(Beginning of EXCERPTED DATA)

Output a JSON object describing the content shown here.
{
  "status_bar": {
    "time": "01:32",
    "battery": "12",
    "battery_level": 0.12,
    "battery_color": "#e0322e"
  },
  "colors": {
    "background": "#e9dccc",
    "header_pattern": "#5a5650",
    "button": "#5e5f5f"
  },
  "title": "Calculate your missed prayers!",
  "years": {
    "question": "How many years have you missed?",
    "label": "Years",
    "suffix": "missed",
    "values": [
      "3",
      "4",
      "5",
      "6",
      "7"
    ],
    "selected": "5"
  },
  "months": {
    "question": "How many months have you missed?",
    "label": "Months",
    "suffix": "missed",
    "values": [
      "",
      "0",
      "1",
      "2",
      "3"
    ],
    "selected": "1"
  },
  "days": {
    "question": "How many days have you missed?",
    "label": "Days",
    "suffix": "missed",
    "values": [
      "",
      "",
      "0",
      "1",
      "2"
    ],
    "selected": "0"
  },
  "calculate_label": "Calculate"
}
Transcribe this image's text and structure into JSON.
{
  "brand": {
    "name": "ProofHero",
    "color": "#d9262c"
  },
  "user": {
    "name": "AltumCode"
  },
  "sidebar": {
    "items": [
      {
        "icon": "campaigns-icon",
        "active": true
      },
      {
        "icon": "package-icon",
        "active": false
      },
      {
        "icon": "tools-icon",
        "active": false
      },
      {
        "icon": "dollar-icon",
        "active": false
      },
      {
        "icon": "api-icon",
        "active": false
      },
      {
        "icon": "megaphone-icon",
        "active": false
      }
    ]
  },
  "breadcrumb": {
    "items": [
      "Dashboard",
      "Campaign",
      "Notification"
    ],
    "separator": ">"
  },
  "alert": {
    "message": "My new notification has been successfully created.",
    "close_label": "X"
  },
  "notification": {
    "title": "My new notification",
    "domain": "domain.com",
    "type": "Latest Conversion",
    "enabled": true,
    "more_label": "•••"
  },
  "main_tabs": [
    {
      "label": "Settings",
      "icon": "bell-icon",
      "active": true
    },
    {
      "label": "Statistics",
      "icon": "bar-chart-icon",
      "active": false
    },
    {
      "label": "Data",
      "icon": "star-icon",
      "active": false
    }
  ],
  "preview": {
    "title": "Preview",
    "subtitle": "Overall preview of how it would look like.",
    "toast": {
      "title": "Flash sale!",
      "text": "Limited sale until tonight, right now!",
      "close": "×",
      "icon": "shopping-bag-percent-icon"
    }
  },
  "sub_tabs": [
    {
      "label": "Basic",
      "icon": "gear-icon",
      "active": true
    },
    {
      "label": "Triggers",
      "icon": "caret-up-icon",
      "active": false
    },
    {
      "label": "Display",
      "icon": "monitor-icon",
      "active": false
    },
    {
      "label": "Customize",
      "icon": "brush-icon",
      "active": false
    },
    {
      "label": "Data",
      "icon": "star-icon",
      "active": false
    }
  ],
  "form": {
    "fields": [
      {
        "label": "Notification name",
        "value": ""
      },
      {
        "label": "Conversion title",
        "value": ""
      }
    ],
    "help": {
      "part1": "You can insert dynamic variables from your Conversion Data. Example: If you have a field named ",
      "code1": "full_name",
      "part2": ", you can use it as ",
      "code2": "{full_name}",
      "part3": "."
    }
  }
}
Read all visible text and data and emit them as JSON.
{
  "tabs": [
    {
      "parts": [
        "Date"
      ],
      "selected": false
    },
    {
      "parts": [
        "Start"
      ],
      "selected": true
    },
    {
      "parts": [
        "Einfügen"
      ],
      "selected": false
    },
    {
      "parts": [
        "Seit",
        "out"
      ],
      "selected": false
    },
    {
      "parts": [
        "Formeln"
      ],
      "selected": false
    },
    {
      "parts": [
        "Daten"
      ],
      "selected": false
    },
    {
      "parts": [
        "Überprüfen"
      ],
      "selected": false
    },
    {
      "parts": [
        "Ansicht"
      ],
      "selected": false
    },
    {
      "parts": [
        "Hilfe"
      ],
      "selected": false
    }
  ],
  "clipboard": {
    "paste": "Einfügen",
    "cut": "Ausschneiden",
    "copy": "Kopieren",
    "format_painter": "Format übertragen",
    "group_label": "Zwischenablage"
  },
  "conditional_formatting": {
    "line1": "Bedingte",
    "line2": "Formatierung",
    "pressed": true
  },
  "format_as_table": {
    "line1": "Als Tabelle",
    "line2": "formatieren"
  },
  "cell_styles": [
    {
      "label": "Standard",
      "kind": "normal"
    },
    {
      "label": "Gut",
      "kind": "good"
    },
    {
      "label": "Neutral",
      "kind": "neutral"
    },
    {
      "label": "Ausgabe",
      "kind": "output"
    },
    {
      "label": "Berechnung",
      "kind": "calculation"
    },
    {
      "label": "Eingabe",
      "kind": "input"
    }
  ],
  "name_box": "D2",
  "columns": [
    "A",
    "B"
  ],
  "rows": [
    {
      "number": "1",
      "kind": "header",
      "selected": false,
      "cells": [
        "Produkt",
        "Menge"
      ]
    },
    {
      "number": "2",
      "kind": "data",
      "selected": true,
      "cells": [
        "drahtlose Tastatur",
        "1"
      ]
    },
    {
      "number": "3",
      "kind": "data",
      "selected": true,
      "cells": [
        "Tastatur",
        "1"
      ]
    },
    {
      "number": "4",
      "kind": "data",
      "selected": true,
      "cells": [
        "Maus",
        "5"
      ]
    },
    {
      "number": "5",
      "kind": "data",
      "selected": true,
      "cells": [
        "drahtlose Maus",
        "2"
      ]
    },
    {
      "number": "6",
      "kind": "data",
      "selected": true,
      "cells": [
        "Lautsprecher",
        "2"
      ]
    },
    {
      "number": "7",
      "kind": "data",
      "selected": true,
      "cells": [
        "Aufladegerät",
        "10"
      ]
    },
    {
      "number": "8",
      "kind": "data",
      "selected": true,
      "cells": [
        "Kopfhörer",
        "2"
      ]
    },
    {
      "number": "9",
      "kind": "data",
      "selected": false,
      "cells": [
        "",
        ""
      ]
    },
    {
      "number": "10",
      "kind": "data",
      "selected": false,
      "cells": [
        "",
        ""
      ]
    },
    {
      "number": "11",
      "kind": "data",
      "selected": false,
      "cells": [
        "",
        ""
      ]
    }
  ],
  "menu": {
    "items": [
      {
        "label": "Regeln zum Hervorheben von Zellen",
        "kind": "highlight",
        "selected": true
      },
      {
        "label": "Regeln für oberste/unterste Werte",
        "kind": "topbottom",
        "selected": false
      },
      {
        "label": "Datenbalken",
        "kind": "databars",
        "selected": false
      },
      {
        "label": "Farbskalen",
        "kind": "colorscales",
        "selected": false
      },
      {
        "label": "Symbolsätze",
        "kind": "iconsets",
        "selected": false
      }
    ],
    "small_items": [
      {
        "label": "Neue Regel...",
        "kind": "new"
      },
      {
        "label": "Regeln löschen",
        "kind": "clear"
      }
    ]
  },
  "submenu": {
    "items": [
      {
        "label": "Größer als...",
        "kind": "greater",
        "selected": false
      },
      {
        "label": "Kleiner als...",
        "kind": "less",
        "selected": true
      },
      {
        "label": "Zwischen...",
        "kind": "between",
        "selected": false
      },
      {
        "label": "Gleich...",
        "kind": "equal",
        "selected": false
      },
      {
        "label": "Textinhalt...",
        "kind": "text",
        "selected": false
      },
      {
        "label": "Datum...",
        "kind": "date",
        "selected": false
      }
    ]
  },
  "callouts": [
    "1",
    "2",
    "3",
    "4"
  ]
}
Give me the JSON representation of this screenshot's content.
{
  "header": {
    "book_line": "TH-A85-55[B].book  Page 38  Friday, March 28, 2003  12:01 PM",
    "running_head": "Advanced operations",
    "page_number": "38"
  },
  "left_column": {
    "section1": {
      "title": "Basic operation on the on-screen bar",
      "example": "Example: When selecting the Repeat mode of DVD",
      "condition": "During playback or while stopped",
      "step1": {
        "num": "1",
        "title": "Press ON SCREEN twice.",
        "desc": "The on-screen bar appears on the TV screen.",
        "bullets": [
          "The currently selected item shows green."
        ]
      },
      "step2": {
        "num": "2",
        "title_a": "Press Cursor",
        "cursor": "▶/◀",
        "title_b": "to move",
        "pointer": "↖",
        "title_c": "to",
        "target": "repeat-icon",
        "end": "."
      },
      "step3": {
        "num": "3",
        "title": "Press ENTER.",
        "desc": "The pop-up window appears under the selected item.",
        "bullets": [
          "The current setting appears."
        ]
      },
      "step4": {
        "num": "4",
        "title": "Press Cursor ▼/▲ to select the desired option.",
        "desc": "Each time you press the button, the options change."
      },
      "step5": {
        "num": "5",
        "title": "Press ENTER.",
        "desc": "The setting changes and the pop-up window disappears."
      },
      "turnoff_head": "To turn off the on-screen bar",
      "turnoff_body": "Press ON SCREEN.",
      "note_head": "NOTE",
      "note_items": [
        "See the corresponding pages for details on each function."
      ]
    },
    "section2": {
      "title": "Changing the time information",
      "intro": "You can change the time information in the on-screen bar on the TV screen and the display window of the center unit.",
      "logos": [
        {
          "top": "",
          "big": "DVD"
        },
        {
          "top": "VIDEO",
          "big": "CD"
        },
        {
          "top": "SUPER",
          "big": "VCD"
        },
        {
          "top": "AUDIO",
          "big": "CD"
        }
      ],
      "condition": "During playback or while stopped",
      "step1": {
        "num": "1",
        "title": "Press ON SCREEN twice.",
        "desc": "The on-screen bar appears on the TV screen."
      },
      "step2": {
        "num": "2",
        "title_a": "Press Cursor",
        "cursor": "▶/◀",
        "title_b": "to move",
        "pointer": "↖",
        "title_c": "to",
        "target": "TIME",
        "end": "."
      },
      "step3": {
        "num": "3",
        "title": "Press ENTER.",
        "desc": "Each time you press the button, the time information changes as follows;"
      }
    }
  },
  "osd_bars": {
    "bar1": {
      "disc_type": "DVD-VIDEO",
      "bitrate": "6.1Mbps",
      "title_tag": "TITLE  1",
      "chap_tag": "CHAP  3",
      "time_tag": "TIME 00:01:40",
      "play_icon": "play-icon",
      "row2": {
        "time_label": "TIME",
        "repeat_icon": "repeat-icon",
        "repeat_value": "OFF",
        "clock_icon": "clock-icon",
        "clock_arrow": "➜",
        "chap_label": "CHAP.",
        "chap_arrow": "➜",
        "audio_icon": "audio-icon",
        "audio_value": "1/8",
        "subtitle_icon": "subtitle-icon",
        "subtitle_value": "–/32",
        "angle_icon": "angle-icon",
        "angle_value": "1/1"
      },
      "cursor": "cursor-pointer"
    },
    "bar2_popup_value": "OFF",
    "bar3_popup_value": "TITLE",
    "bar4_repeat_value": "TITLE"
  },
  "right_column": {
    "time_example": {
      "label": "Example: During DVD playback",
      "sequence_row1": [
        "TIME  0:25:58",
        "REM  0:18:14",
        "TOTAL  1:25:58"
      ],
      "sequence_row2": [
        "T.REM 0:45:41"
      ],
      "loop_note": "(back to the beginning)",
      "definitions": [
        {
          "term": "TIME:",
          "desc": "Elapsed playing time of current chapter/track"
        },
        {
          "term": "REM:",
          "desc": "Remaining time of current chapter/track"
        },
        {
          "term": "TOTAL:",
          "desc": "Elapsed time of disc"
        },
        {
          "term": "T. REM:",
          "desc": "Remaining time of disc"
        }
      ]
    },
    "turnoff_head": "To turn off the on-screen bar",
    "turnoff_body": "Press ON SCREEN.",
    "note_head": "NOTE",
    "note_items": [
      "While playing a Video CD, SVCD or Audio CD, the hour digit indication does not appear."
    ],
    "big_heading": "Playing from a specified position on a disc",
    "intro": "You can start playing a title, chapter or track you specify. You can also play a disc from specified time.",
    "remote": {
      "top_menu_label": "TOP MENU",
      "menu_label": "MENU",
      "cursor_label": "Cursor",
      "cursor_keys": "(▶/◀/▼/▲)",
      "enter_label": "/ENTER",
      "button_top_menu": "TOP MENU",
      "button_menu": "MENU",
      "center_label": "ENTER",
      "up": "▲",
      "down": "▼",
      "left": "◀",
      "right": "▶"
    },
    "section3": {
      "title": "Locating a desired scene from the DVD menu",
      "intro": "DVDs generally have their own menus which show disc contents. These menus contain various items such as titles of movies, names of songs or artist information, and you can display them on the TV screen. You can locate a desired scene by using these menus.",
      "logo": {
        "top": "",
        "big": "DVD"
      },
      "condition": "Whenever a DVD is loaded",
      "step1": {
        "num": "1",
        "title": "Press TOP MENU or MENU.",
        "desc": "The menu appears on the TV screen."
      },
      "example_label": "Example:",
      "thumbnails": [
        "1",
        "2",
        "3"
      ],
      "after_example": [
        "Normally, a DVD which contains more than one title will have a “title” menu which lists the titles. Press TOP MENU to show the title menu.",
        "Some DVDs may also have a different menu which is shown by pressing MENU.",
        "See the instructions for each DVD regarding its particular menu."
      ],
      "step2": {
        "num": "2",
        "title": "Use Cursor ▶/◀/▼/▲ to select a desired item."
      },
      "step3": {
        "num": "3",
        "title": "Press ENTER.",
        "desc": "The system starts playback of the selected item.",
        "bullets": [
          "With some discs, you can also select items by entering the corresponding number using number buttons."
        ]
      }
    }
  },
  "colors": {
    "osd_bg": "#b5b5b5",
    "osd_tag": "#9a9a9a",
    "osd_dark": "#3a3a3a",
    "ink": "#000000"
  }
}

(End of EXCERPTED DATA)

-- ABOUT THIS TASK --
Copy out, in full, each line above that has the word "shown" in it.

-- FINAL ANSWER --
Output a JSON object describing the content shown here.
        "Some DVDs may also have a different menu which is shown by pressing MENU.",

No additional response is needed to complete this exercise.